** DATASET ENTRIES follows **

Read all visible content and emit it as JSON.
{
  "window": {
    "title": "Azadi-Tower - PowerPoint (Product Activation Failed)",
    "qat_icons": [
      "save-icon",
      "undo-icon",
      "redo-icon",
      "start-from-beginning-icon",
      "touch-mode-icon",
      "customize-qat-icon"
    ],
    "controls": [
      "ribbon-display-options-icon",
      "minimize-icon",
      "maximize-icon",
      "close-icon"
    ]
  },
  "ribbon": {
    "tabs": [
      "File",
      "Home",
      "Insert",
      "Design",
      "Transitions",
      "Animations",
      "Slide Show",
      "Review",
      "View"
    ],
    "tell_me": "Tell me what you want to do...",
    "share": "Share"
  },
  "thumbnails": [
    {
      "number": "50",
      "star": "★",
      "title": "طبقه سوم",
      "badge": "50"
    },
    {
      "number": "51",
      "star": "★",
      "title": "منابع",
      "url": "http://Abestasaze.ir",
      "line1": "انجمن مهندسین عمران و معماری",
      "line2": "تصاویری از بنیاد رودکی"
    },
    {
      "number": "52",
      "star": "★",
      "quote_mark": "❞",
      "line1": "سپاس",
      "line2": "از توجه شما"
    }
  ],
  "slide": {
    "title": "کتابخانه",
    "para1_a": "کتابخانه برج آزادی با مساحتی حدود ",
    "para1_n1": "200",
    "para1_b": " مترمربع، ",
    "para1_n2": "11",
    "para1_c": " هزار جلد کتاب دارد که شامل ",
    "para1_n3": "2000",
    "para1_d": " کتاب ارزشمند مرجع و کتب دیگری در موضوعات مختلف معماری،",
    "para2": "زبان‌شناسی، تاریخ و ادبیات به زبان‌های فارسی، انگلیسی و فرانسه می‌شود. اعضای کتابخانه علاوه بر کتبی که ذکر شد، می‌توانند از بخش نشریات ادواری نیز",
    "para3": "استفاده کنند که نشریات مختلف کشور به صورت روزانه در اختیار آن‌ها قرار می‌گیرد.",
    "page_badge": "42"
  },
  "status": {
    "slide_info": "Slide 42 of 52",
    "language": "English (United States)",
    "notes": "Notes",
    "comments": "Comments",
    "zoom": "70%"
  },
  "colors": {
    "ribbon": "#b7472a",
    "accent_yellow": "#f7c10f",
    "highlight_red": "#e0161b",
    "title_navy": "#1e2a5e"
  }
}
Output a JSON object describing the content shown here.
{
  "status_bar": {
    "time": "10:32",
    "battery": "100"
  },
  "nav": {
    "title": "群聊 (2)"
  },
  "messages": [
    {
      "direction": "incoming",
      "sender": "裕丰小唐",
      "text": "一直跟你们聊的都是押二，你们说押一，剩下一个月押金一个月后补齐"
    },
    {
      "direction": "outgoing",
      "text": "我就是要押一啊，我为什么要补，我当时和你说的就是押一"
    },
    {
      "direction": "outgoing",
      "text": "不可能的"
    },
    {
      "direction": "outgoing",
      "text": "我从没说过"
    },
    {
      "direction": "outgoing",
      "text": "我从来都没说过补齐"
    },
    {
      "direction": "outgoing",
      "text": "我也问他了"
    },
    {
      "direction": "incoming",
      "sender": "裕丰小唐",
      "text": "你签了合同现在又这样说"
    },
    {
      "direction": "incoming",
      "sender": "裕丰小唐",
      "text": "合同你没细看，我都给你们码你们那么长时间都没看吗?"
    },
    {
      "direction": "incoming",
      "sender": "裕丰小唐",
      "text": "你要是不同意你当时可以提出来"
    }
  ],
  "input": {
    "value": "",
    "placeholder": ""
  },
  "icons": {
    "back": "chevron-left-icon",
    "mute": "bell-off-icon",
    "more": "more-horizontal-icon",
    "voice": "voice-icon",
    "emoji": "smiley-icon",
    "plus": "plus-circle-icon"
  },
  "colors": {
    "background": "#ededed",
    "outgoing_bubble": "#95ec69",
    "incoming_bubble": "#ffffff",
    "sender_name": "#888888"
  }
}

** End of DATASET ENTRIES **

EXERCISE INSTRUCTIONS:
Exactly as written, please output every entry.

ANSWER BOX:
Read all visible content and emit it as JSON.
{
  "window": {
    "title": "Azadi-Tower - PowerPoint (Product Activation Failed)",
    "qat_icons": [
      "save-icon",
      "undo-icon",
      "redo-icon",
      "start-from-beginning-icon",
      "touch-mode-icon",
      "customize-qat-icon"
    ],
    "controls": [
      "ribbon-display-options-icon",
      "minimize-icon",
      "maximize-icon",
      "close-icon"
    ]
  },
  "ribbon": {
    "tabs": [
      "File",
      "Home",
      "Insert",
      "Design",
      "Transitions",
      "Animations",
      "Slide Show",
      "Review",
      "View"
    ],
    "tell_me": "Tell me what you want to do...",
    "share": "Share"
  },
  "thumbnails": [
    {
      "number": "50",
      "star": "★",
      "title": "طبقه سوم",
      "badge": "50"
    },
    {
      "number": "51",
      "star": "★",
      "title": "منابع",
      "url": "http://Abestasaze.ir",
      "line1": "انجمن مهندسین عمران و معماری",
      "line2": "تصاویری از بنیاد رودکی"
    },
    {
      "number": "52",
      "star": "★",
      "quote_mark": "❞",
      "line1": "سپاس",
      "line2": "از توجه شما"
    }
  ],
  "slide": {
    "title": "کتابخانه",
    "para1_a": "کتابخانه برج آزادی با مساحتی حدود ",
    "para1_n1": "200",
    "para1_b": " مترمربع، ",
    "para1_n2": "11",
    "para1_c": " هزار جلد کتاب دارد که شامل ",
    "para1_n3": "2000",
    "para1_d": " کتاب ارزشمند مرجع و کتب دیگری در موضوعات مختلف معماری،",
    "para2": "زبان‌شناسی، تاریخ و ادبیات به زبان‌های فارسی، انگلیسی و فرانسه می‌شود. اعضای کتابخانه علاوه بر کتبی که ذکر شد، می‌توانند از بخش نشریات ادواری نیز",
    "para3": "استفاده کنند که نشریات مختلف کشور به صورت روزانه در اختیار آن‌ها قرار می‌گیرد.",
    "page_badge": "42"
  },
  "status": {
    "slide_info": "Slide 42 of 52",
    "language": "English (United States)",
    "notes": "Notes",
    "comments": "Comments",
    "zoom": "70%"
  },
  "colors": {
    "ribbon": "#b7472a",
    "accent_yellow": "#f7c10f",
    "highlight_red": "#e0161b",
    "title_navy": "#1e2a5e"
  }
}
Output a JSON object describing the content shown here.
{
  "status_bar": {
    "time": "10:32",
    "battery": "100"
  },
  "nav": {
    "title": "群聊 (2)"
  },
  "messages": [
    {
      "direction": "incoming",
      "sender": "裕丰小唐",
      "text": "一直跟你们聊的都是押二，你们说押一，剩下一个月押金一个月后补齐"
    },
    {
      "direction": "outgoing",
      "text": "我就是要押一啊，我为什么要补，我当时和你说的就是押一"
    },
    {
      "direction": "outgoing",
      "text": "不可能的"
    },
    {
      "direction": "outgoing",
      "text": "我从没说过"
    },
    {
      "direction": "outgoing",
      "text": "我从来都没说过补齐"
    },
    {
      "direction": "outgoing",
      "text": "我也问他了"
    },
    {
      "direction": "incoming",
      "sender": "裕丰小唐",
      "text": "你签了合同现在又这样说"
    },
    {
      "direction": "incoming",
      "sender": "裕丰小唐",
      "text": "合同你没细看，我都给你们码你们那么长时间都没看吗?"
    },
    {
      "direction": "incoming",
      "sender": "裕丰小唐",
      "text": "你要是不同意你当时可以提出来"
    }
  ],
  "input": {
    "value": "",
    "placeholder": ""
  },
  "icons": {
    "back": "chevron-left-icon",
    "mute": "bell-off-icon",
    "more": "more-horizontal-icon",
    "voice": "voice-icon",
    "emoji": "smiley-icon",
    "plus": "plus-circle-icon"
  },
  "colors": {
    "background": "#ededed",
    "outgoing_bubble": "#95ec69",
    "incoming_bubble": "#ffffff",
    "sender_name": "#888888"
  }
}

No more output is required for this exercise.